Who will represent Dunedin voters after the general election in November? At the moment there are six MPs resident in Dunedin (electorate MPs Clare Curran and Pete Hodgson; and list MPs Metiria Turei, Michael Woodhouse, David Parker and Hilary Calvert). This mix will change considerably, especially because Hodgson is retiring, Parker is shifting to Auckland, and Calvert is not standing again. So, which Dunedin candidates will get into Parliament via their party lists or the Dunedin electorate contests? This blog post reproduces my monthly column from the DScene newspaper. [Read more below]
It’s the party lists that have the most potential for bringing in candidates from the minor parties, but there are few parties that look likely to either break the 5% MMP threshold (or win an electorate). The Greens are certain to do so, therefore bringing Metiria Turei back in as she’s number one on the Green list, but Shane Gallagher (standing in Dunedin South) won’t, as he’s a lowly number 27 on their list.
Act is expected to be in Parliament, but it hasn’t placed a Dunedin-based candidate in the electable part of its list. New Zealand First hasn’t issued a list yet, and although it’s expected to have Dunedin South candidate Randall Ratana fairly high, on current polling the party is very unlikely to be in Parliament at all. United Future is probably going to get back in and might have more than one MP, but unless the Dunedin North candidate Pete George can get a top slot, he’s not likely to represent Dunedin.
Then there are the micro parties such as the Alliance (no candidate or list yet) and the Democrats for Social Credit (with local candidates Jeremy Noble and Dennis Dorney). But these minnows have demonstrated no recent likelihood of electoral success.

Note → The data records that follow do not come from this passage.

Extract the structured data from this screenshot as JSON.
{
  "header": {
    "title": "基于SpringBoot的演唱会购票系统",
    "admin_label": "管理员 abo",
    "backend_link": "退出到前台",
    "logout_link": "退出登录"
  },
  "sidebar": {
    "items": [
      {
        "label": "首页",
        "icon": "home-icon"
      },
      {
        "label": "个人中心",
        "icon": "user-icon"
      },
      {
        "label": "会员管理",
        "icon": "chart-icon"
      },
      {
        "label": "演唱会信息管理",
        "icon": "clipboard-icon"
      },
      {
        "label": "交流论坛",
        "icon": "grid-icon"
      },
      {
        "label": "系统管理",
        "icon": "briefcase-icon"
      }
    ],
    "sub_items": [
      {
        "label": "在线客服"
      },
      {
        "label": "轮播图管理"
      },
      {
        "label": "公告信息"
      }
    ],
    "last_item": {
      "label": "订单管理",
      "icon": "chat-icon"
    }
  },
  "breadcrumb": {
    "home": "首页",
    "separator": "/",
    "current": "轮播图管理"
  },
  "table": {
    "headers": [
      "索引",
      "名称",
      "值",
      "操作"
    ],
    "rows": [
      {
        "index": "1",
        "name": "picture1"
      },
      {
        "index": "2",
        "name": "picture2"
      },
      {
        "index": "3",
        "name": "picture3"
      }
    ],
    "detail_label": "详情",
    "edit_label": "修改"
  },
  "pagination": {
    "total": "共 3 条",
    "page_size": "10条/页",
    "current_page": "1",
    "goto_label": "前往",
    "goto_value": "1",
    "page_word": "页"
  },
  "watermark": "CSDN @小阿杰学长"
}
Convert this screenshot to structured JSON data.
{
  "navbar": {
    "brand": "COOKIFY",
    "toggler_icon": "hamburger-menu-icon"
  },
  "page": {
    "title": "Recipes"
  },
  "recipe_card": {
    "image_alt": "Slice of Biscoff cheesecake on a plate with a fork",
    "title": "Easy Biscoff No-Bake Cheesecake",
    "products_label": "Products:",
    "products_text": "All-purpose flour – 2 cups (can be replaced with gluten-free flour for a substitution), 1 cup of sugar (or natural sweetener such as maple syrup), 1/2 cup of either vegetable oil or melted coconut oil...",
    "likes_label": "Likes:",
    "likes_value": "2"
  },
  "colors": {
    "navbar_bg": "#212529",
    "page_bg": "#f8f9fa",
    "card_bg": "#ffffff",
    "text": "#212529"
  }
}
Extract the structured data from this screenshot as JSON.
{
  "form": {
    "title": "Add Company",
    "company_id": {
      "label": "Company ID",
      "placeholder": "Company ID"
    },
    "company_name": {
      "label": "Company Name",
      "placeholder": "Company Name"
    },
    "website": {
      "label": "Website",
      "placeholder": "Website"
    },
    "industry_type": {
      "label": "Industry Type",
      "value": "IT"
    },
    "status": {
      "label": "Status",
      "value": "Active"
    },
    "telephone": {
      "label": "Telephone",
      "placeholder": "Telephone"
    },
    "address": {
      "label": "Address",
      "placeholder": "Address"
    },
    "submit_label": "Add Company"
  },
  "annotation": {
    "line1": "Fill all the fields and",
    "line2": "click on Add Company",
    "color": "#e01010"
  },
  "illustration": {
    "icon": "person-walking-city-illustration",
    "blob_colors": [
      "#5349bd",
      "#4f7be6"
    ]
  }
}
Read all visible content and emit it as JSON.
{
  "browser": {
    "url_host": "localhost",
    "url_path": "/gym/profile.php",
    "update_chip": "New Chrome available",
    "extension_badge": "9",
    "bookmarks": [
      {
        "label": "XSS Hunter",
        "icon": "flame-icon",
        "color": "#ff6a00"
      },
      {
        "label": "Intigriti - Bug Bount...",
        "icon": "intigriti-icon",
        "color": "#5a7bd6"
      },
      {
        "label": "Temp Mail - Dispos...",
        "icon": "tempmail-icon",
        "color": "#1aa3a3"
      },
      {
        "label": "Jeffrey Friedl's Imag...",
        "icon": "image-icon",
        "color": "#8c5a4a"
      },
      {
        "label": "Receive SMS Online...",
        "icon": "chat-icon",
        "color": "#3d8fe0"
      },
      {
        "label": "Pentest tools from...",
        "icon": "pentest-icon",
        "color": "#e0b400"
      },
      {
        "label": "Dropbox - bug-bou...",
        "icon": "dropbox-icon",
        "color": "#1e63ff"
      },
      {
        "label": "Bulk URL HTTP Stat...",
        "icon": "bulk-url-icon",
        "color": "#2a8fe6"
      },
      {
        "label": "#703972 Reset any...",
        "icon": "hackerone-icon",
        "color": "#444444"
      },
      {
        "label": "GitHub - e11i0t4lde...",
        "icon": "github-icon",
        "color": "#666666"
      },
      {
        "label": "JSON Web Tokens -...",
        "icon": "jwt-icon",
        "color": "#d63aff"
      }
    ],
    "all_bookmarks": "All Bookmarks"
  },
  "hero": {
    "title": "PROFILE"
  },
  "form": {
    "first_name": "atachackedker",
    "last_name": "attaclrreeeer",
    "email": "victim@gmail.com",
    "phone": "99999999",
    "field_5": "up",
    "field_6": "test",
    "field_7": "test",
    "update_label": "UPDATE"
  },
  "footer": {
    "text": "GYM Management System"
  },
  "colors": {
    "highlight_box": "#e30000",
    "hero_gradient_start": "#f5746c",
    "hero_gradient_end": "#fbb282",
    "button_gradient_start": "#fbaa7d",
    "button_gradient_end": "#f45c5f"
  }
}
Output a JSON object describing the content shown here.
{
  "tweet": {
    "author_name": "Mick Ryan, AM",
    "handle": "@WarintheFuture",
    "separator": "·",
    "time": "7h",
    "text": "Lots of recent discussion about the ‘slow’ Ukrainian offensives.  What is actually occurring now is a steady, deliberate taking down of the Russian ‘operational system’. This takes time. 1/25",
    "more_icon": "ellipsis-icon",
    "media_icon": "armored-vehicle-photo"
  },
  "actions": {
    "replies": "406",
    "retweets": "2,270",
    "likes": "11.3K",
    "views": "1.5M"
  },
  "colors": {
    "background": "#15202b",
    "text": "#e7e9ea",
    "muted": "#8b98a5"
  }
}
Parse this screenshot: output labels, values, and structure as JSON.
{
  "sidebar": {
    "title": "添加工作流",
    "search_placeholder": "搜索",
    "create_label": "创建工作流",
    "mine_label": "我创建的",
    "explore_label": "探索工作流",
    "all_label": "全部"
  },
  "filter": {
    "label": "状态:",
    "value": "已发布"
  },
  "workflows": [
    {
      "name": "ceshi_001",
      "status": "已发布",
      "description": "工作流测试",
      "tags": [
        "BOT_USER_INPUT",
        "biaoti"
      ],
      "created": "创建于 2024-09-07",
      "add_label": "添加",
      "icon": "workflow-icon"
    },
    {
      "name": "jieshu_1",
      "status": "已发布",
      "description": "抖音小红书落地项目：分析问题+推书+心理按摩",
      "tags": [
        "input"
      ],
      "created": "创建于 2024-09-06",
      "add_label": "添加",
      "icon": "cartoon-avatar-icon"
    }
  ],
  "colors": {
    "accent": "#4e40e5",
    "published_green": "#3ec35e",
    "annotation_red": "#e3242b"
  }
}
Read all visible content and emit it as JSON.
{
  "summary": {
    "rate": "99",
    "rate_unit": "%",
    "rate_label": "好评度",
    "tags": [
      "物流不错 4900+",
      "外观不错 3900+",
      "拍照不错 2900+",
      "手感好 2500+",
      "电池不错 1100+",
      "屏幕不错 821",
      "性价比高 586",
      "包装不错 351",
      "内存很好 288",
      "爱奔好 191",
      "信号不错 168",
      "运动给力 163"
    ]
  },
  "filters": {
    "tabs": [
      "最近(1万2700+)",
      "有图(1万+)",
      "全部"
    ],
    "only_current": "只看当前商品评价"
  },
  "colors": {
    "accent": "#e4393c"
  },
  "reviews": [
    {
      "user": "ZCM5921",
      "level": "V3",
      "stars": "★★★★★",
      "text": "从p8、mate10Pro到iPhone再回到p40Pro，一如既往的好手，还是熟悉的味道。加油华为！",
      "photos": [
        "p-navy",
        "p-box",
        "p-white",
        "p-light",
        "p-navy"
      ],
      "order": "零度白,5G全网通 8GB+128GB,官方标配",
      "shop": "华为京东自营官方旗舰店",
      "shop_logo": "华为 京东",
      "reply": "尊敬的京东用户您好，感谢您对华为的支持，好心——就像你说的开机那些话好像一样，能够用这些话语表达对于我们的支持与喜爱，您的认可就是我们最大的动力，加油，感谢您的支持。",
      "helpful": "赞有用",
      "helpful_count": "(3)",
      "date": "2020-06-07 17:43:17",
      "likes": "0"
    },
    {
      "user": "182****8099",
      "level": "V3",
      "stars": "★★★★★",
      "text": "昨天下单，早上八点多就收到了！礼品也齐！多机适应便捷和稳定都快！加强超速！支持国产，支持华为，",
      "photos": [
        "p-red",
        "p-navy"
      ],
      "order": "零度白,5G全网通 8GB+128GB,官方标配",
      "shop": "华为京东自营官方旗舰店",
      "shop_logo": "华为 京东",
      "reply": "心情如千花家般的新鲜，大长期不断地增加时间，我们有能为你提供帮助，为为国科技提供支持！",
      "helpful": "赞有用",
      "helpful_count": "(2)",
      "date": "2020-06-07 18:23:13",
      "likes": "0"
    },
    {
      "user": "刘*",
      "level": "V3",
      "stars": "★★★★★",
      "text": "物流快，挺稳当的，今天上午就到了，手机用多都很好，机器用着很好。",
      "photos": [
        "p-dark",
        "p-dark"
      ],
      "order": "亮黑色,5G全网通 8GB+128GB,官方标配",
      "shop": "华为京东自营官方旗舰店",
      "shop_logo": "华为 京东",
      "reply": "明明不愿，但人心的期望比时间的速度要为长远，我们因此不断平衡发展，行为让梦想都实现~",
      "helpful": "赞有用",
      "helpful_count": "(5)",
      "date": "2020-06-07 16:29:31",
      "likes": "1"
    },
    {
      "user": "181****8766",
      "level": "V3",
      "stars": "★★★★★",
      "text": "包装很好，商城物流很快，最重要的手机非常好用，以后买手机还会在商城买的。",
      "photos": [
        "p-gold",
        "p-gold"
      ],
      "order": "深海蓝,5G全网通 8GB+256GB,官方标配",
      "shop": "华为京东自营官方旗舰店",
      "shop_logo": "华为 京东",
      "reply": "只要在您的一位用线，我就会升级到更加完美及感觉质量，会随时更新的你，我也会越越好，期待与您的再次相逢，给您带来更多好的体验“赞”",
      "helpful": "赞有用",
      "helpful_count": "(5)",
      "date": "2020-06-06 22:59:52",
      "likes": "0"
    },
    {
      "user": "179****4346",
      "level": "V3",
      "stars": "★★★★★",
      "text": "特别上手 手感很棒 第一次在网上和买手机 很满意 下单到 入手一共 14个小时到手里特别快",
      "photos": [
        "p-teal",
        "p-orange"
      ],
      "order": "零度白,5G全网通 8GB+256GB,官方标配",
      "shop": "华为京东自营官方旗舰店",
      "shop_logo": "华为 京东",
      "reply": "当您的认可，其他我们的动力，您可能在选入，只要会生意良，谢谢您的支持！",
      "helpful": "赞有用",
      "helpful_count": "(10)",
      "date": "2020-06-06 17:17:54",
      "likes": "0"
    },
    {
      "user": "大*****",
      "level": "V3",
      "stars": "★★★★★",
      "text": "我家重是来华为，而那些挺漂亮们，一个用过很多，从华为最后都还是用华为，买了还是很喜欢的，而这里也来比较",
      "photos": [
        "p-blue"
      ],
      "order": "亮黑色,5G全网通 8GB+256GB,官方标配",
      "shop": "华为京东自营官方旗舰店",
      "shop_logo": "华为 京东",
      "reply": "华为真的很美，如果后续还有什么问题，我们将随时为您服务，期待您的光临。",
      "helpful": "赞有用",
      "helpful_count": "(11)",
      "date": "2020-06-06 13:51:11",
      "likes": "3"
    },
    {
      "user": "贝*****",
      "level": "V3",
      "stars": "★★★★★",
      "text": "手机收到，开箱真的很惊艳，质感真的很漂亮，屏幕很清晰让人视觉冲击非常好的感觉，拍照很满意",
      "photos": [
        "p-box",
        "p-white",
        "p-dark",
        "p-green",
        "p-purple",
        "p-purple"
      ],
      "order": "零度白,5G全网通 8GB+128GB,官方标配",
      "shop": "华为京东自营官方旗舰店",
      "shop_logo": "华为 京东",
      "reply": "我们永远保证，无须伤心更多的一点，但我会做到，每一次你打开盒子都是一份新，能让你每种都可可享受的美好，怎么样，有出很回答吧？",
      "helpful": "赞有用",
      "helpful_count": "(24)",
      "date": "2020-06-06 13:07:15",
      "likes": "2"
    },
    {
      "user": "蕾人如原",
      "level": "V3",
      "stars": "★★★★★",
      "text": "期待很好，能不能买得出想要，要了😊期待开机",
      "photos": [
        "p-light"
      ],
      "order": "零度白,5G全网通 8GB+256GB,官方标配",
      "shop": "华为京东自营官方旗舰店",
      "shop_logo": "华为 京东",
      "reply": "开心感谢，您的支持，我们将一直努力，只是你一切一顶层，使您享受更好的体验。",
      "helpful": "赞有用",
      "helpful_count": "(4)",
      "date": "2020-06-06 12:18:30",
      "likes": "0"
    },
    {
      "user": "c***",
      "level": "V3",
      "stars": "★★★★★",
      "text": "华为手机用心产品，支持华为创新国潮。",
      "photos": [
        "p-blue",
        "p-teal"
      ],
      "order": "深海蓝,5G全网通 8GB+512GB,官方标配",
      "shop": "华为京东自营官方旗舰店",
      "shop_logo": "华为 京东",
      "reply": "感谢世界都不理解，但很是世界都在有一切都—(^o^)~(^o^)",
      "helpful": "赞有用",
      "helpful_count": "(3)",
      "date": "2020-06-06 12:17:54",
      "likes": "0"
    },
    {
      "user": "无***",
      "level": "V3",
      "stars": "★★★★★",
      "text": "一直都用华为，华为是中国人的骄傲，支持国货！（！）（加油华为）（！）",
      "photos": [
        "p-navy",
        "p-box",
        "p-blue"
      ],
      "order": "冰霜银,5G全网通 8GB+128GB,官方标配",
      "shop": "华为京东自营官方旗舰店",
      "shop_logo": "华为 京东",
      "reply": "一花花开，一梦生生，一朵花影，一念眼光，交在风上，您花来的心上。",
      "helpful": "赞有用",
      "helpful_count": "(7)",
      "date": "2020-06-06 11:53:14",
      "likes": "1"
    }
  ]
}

Instead it’s the major parties that are likely to bring Dunedin politicians in via the lists. In particular, current National list MP Michael Woodhouse will be returned because he’s rocketed up his party list from 49 to 31. On the Labour side, MP Clare Curran is at a marginal 28 on its list, and new candidate David Clark is even lower at 49 – so both will need to win their electorates to be certain of being MPs.
Calculating the likely MPs to come in on party lists is relatively easy, because New Zealand is well-served by numerous opinion polls purporting to tell us how the political parties are doing in terms of the party vote nationally. But opinion polls have not been carried out for the local Dunedin electorates.
One way to help forecast electorate outcomes is with the use of the online political prediction market, iPredict (www.ipredict.co.nz), owned by the Victoria University of Wellington. The website allows the public to buy and sell stocks based on various possible political outcomes. The concept, based on a lot of cutting-edge research, believes that those that are expert in the field are likely to use their insights and insider information to use real money to produce an accurate prediction. In the 2008 general election the iPredict market was more accurate any individual polling company in projecting the results.
In Dunedin South, Labour MP Clare Curran is the incumbent and according to iPredict, has a 92% chance of re-election. But shouldn’t she be a more certain bet in such a safe ‘red seat’ where in 2008 she achieved a majority of 6,500? This lack of certainly probably reflects that Curran is regarded as a bit unpredictable and volatile, and she’s struggling in her first term to make an impression on the electorate. She’s also up against a National candidate, Joanne Hayes, who on the surface at least, is an appealing candidate (a Maori women with background in health, business, and agriculture). Yet baring disaster, Curran should win easily. And there’s a small chance of Hayes also coming in on the National Party list, but that would require a 51% party vote.
In the North, Labour candidate David Clark ought to also be a solid bet. But again iPredict traders give him only a 93% chance of victory, which probably reflects the fact that he’s untested and unknown in the electorate. Nonetheless he’s a very capable campaigner with the ‘right look’ to take the seat with ease.
Of course Dunedin is also part of the Maori electorate of Te Tai Tonga, and iPredict projects an upset in this contest, with Labour’s Rino Tirikatene supposedly having a 74% chance of beating Maori Party incumbent Rahui Katene.
All in all, there’s likely to be some change in Dunedin’s parliamentary representation, but most of this has already been signaled in advance with three current MPs moving on. There seems no reason to expect any significant upsets – apart from in Te Tai Tonga – and the only fresh new blood coming into local parliamentary politics is likely to come from David Clark’s expected win in Dunedin North.